Miller: It's a big focus for us. We are very interested in improving our capability in business intelligence, and analytics, and understanding how to utilize that data to understand our business trends better going forward.

IT skills wish list

One of the things we're asking CIO's is, what sort of IT skills are you looking to hire over the next couple of years, and why do you need them?

You just never can have enough alignment and dialogue with the business. I think that's the only insurance policy.

Miller: A couple of areas that I am particularly interested in: One we talked about are the business analysts, the BI-type of skills to be able to go in and mine large databases. We're looking for those skills.

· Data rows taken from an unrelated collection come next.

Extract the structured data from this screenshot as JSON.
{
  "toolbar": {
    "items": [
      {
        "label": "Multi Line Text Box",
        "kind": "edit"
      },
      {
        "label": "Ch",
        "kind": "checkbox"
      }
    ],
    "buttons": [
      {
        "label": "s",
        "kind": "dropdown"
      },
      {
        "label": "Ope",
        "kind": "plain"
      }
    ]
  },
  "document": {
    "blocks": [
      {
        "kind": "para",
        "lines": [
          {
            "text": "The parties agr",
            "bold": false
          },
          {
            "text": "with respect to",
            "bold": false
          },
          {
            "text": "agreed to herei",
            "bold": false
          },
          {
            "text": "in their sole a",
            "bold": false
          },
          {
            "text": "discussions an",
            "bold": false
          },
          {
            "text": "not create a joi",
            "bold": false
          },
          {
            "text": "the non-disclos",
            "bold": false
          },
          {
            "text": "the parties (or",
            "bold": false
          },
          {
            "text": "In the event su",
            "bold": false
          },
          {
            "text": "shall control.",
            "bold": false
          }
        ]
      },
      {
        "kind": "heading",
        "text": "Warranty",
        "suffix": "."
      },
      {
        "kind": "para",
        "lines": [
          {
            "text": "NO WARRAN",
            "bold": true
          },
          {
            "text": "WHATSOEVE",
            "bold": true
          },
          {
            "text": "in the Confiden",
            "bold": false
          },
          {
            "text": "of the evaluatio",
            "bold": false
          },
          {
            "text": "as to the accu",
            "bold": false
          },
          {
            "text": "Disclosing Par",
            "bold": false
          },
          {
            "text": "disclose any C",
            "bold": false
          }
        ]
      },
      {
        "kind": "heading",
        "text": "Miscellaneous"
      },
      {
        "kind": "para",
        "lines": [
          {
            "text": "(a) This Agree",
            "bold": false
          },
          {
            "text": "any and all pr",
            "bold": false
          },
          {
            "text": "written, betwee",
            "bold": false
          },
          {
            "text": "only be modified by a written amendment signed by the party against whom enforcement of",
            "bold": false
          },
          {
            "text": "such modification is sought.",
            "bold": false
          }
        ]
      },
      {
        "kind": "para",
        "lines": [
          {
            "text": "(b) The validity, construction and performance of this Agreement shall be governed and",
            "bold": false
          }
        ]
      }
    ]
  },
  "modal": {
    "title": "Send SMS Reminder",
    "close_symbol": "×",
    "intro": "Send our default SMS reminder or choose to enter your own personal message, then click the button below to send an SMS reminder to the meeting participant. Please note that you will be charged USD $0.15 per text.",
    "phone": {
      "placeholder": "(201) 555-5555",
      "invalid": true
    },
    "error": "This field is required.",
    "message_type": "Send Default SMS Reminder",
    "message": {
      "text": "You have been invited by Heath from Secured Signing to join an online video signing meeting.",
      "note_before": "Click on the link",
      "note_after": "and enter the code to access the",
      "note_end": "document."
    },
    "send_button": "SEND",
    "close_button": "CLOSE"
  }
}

We're also looking for project management skills, which is really interesting in IT. We've started up, since I've gotten here, a project management office, a PMO. It's a little bit more sophisticated than anything we've had before. We have a global workforce. We talked about that large number of engineers that sit in many locations around the globe, and they have to participate in projects to bring silicon to life.

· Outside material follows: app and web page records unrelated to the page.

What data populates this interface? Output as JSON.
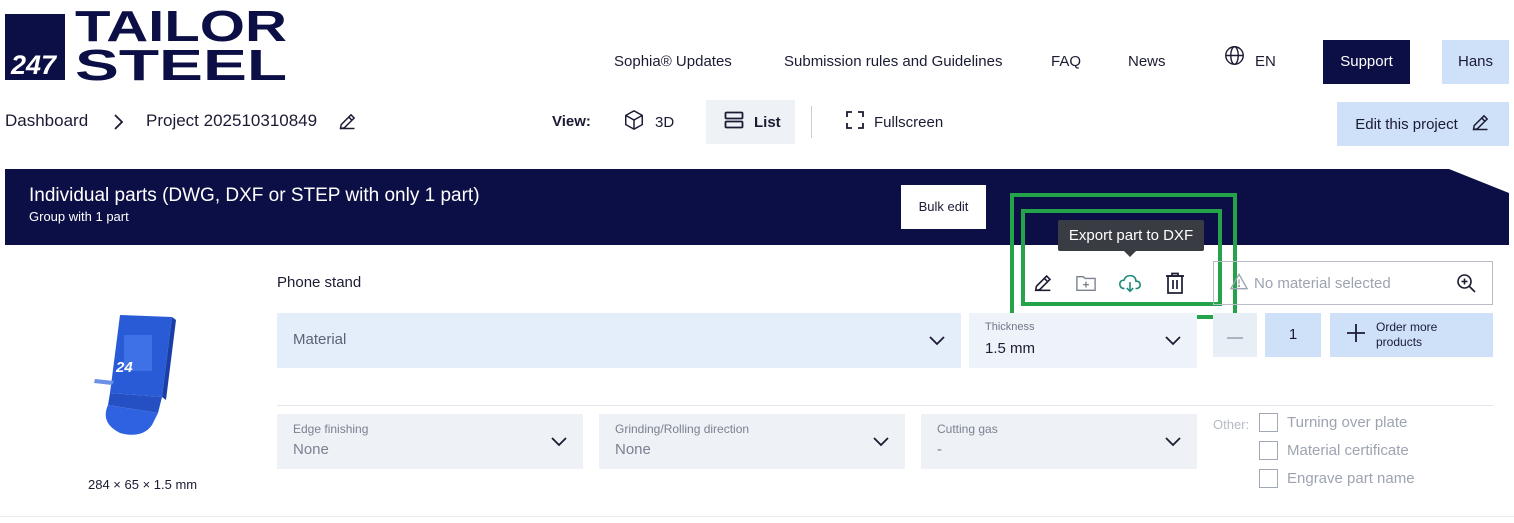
{
  "logo": {
    "number": "247",
    "line1": "TAILOR",
    "line2": "STEEL"
  },
  "nav": {
    "links": [
      "Sophia® Updates",
      "Submission rules and Guidelines",
      "FAQ",
      "News"
    ],
    "language": "EN",
    "support_label": "Support",
    "user_label": "Hans"
  },
  "breadcrumb": {
    "root": "Dashboard",
    "project": "Project 202510310849"
  },
  "view": {
    "label": "View:",
    "option_3d": "3D",
    "option_list": "List",
    "fullscreen": "Fullscreen",
    "selected": "List"
  },
  "edit_project_label": "Edit this project",
  "group": {
    "title": "Individual parts (DWG, DXF or STEP with only 1 part)",
    "subtitle": "Group with 1 part",
    "bulk_edit_label": "Bulk edit"
  },
  "part": {
    "name": "Phone stand",
    "dimensions": "284 × 65 × 1.5 mm",
    "tooltip": "Export part to DXF",
    "material_status": "No material selected",
    "material_placeholder": "Material",
    "thickness_label": "Thickness",
    "thickness_value": "1.5 mm",
    "quantity": "1",
    "order_more_label": "Order more products",
    "options": [
      {
        "label": "Edge finishing",
        "value": "None"
      },
      {
        "label": "Grinding/Rolling direction",
        "value": "None"
      },
      {
        "label": "Cutting gas",
        "value": "-"
      }
    ],
    "other_label": "Other:",
    "checkboxes": [
      "Turning over plate",
      "Material certificate",
      "Engrave part name"
    ]
  },
  "colors": {
    "navy": "#0c0f45",
    "light_blue": "#cfe1f8",
    "highlight_green": "#25a34a",
    "part_blue": "#2a5bd7"
  }
}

My teams need to be able to work with them, coach, and help deliver these efforts. That requires a higher degree of acumen in project methodologies and project management. So I'm looking to introduce -- to move from a pure technical framework that we've had as a startup to more managerial skills in the PMO.

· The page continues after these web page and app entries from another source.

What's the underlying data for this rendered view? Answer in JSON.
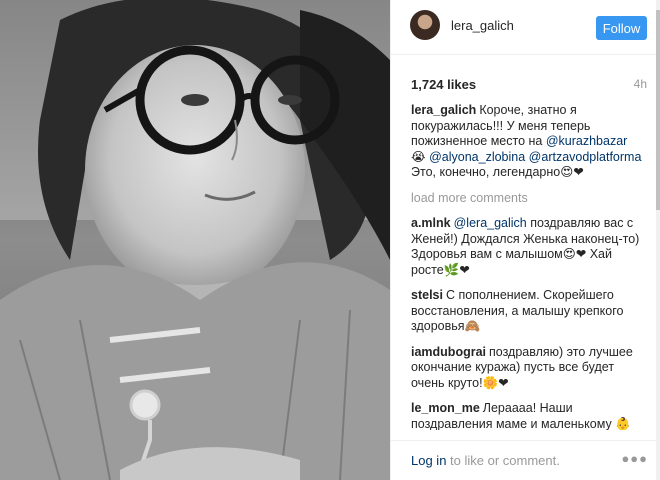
{
  "post": {
    "username": "lera_galich",
    "follow_label": "Follow",
    "likes": "1,724 likes",
    "time": "4h",
    "load_more": "load more comments",
    "login_link": "Log in",
    "login_text": " to like or comment.",
    "more_icon": "more-options-icon",
    "photo_icon": "photo-content-icon"
  },
  "caption": {
    "author": "lera_galich",
    "line1": "Короче, знатно я покуражилась!!! У меня теперь пожизненное место на ",
    "mention1": "@kurazhbazar",
    "mid": " 😭 ",
    "mention2": "@alyona_zlobina",
    "space": " ",
    "mention3": "@artzavodplatforma",
    "end": " Это, конечно, легендарно😍❤"
  },
  "comments": [
    {
      "author": "a.mlnk",
      "mention": "@lera_galich",
      "text": " поздравляю вас с Женей!) Дождался Женька наконец-то) Здоровья вам с малышом😍❤ Хай росте🌿❤"
    },
    {
      "author": "stelsi",
      "mention": "",
      "text": "С пополнением. Скорейшего восстановления, а малышу крепкого здоровья🙈"
    },
    {
      "author": "iamdubograi",
      "mention": "",
      "text": "поздравляю) это лучшее окончание куража) пусть все будет очень круто!🌼❤"
    },
    {
      "author": "le_mon_me",
      "mention": "",
      "text": "Лераааа! Наши поздравления маме и маленькому 👶 ❤"
    }
  ],
  "colors": {
    "follow_bg": "#3897f0",
    "mention": "#003569",
    "muted": "#999999"
  }
}
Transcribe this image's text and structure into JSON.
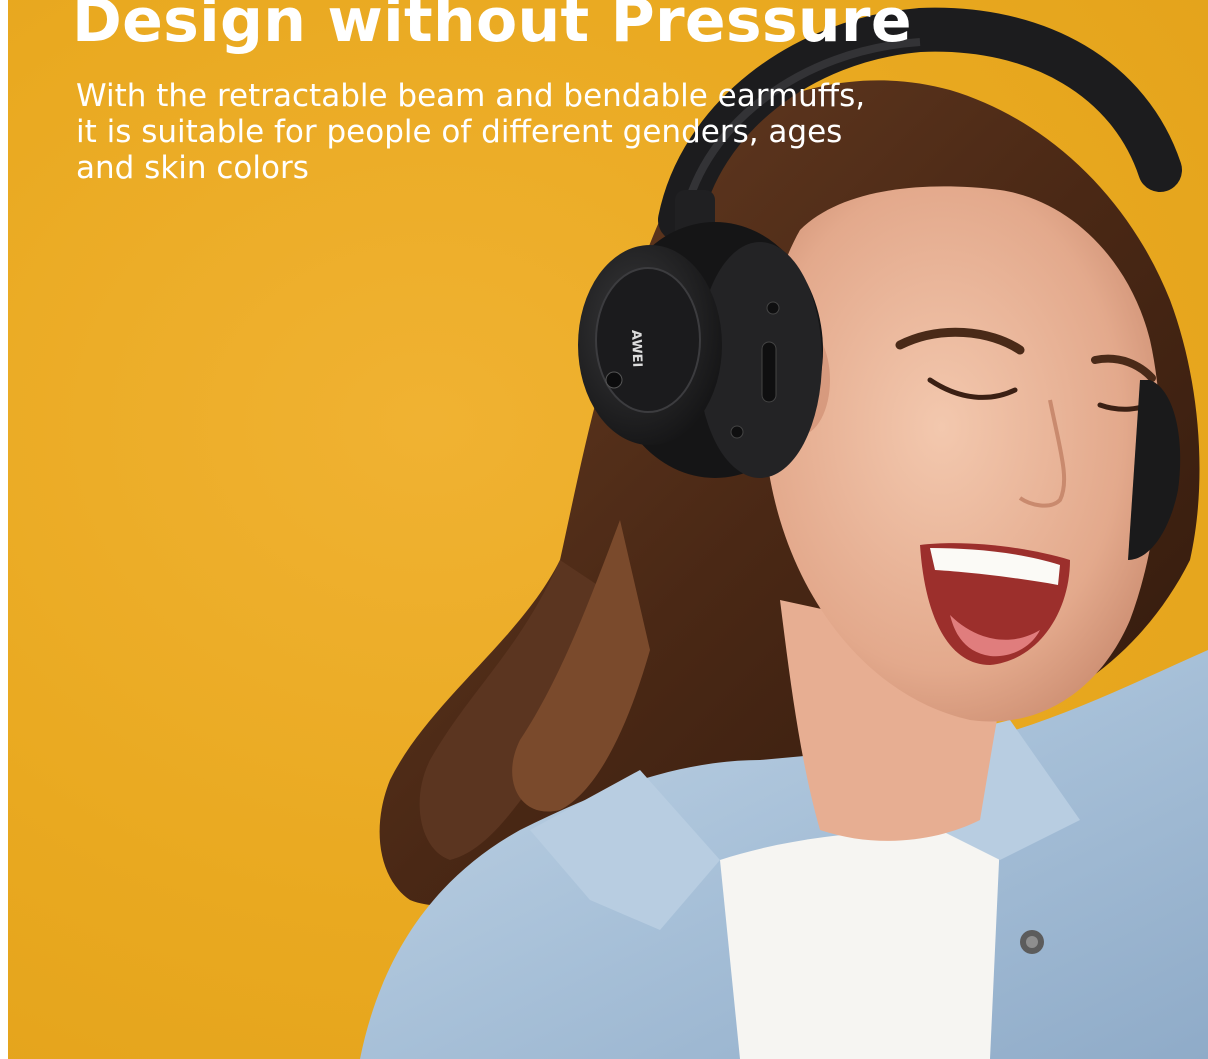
{
  "headline": "Design without Pressure",
  "description_lines": [
    "With the retractable beam and bendable earmuffs,",
    "it is suitable for people of different genders, ages",
    "and skin colors"
  ],
  "brand_mark": "AWEI",
  "colors": {
    "background": "#e9a920",
    "headline_text": "#ffffff",
    "headphones": "#1c1c1e",
    "shirt": "#a9c3dc"
  },
  "icons": [
    "headphones",
    "woman-portrait"
  ]
}
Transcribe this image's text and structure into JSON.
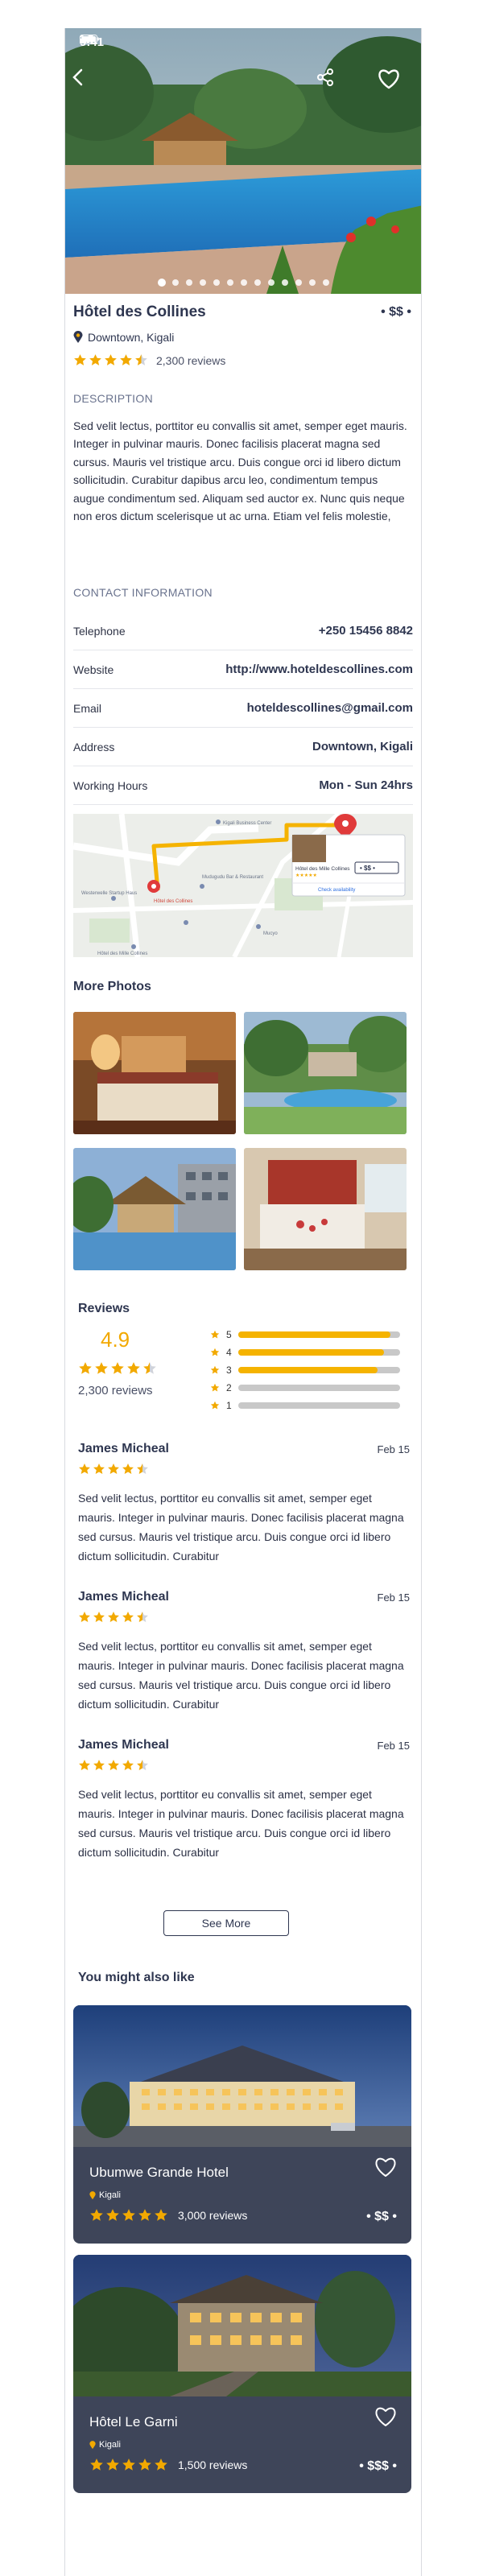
{
  "status_bar": {
    "time": "9:41"
  },
  "hotel": {
    "name": "Hôtel des Collines",
    "price_level": "• $$ •",
    "location": "Downtown, Kigali",
    "rating": 4.5,
    "reviews_count_label": "2,300 reviews"
  },
  "carousel": {
    "total": 13,
    "active": 0
  },
  "description": {
    "label": "DESCRIPTION",
    "text": "Sed velit lectus, porttitor eu convallis sit amet, semper eget mauris. Integer in pulvinar mauris. Donec facilisis placerat magna sed cursus. Mauris vel tristique arcu. Duis congue orci id libero dictum sollicitudin. Curabitur dapibus arcu leo, condimentum tempus augue condimentum sed. Aliquam sed auctor ex. Nunc quis neque non eros dictum scelerisque ut ac urna. Etiam vel felis molestie,"
  },
  "contact": {
    "label": "CONTACT INFORMATION",
    "rows": [
      {
        "key": "Telephone",
        "value": "+250 15456 8842"
      },
      {
        "key": "Website",
        "value": "http://www.hoteldescollines.com"
      },
      {
        "key": "Email",
        "value": "hoteldescollines@gmail.com"
      },
      {
        "key": "Address",
        "value": "Downtown, Kigali"
      },
      {
        "key": "Working Hours",
        "value": "Mon - Sun  24hrs"
      }
    ]
  },
  "map": {
    "labels": [
      "Kigali Business Center",
      "Westerwelle Startup Haus",
      "Mudugudu Bar & Restaurant",
      "Hôtel des Mille Collines",
      "Mucyo",
      "Hôtel des Collines"
    ],
    "popup_title": "Hôtel des Mille Collines",
    "popup_price": "• $$ •",
    "popup_cta": "Check availability"
  },
  "more_photos": {
    "title": "More Photos"
  },
  "reviews": {
    "title": "Reviews",
    "score": "4.9",
    "score_stars": 4.5,
    "count_label": "2,300 reviews",
    "distribution": [
      {
        "stars": "5",
        "fraction": 0.94
      },
      {
        "stars": "4",
        "fraction": 0.9
      },
      {
        "stars": "3",
        "fraction": 0.86
      },
      {
        "stars": "2",
        "fraction": 0.0
      },
      {
        "stars": "1",
        "fraction": 0.0
      }
    ],
    "items": [
      {
        "author": "James Micheal",
        "date": "Feb 15",
        "stars": 4.5,
        "text": "Sed velit lectus, porttitor eu convallis sit amet, semper eget mauris. Integer in pulvinar mauris. Donec facilisis placerat magna sed cursus. Mauris vel tristique arcu. Duis congue orci id libero dictum sollicitudin. Curabitur"
      },
      {
        "author": "James Micheal",
        "date": "Feb 15",
        "stars": 4.5,
        "text": "Sed velit lectus, porttitor eu convallis sit amet, semper eget mauris. Integer in pulvinar mauris. Donec facilisis placerat magna sed cursus. Mauris vel tristique arcu. Duis congue orci id libero dictum sollicitudin. Curabitur"
      },
      {
        "author": "James Micheal",
        "date": "Feb 15",
        "stars": 4.5,
        "text": "Sed velit lectus, porttitor eu convallis sit amet, semper eget mauris. Integer in pulvinar mauris. Donec facilisis placerat magna sed cursus. Mauris vel tristique arcu. Duis congue orci id libero dictum sollicitudin. Curabitur"
      }
    ],
    "see_more_label": "See More"
  },
  "also_like": {
    "title": "You might also like",
    "cards": [
      {
        "name": "Ubumwe Grande Hotel",
        "location": "Kigali",
        "stars": 5,
        "reviews_label": "3,000 reviews",
        "price_level": "• $$ •"
      },
      {
        "name": "Hôtel Le Garni",
        "location": "Kigali",
        "stars": 5,
        "reviews_label": "1,500 reviews",
        "price_level": "• $$$ •"
      }
    ]
  },
  "colors": {
    "star": "#f2a900",
    "text_dark": "#2e3650",
    "card_bg": "#3e4559"
  }
}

And are you using any platform to help you do that?

Miller: We are in the process of looking at several platforms. We have some of our own self-developed tools, and they'll probably migrate eventually to portfolio management tools. So they'll really allow us to look at these projects across the full spectrum.

The theme of this year's conference is "Architecting the enterprise for the future." How do CIOs, how do you, architect the future when the future is changing constantly and so rapidly?

Miller: A couple of ways I would look at that. One is you want to empower your employee base. So, we just talked about business intelligence and analytics tools. If IT departments can provide great tools to provide insight today and then get out of the way, they're doing a great service, because the IT department cannot fit between users and information. They have to provide tools so users can nimbly and agilely access the data they need to, when they need to and look at it in ways they want to. So, I think that's very important for IT departments going forward and that produces agility. The architectures that will deliver that will be the ones that are successful.

A clear view of the business agility horizon

What's the biggest risk facing your business in the coming year? How is IT going to help mitigate it?

More SearchCIO Innovator videos from MIT/Sloan CIO event

Liberty Mutual CIO talks business value and agility

HMS CIO: A plan to get value out of big data

MIT Sloan names Scott Blanchette 2013 CIO winner

Miller: I think our biggest risk is just staying agile and nimble -- and making sure that as requirements change in the business, as engineers start to need new tools and new capabilities, that we're there right along with them. So, strategy, planning, a constant embedded relation with those departments is so important to see that horizon coming, so we can be ahead of the game.

You just never can have enough alignment and dialogue with the business. I think that's the only insurance policy.

This is a little bit of an oddball question. You've been in IT for a long time, but are there any particular skills you wish you were better trained in to do the CIO job?

Miller: I just think for most CIOs, including myself, being familiar with the business itself, really understanding what the drivers are to the individual businesses are so critical. Because being there with solutions in a timely fashion, require us as CIOs to be familiar with the whole value proposition of the business. It's just hard to spend enough time with the varied businesses to really understand their mission and direction and be out in front of the business. But I think just getting better at those types of business management skills is really important.

View All Videos

Start the conversation

Send me notifications when other members comment.

Please create a username to comment.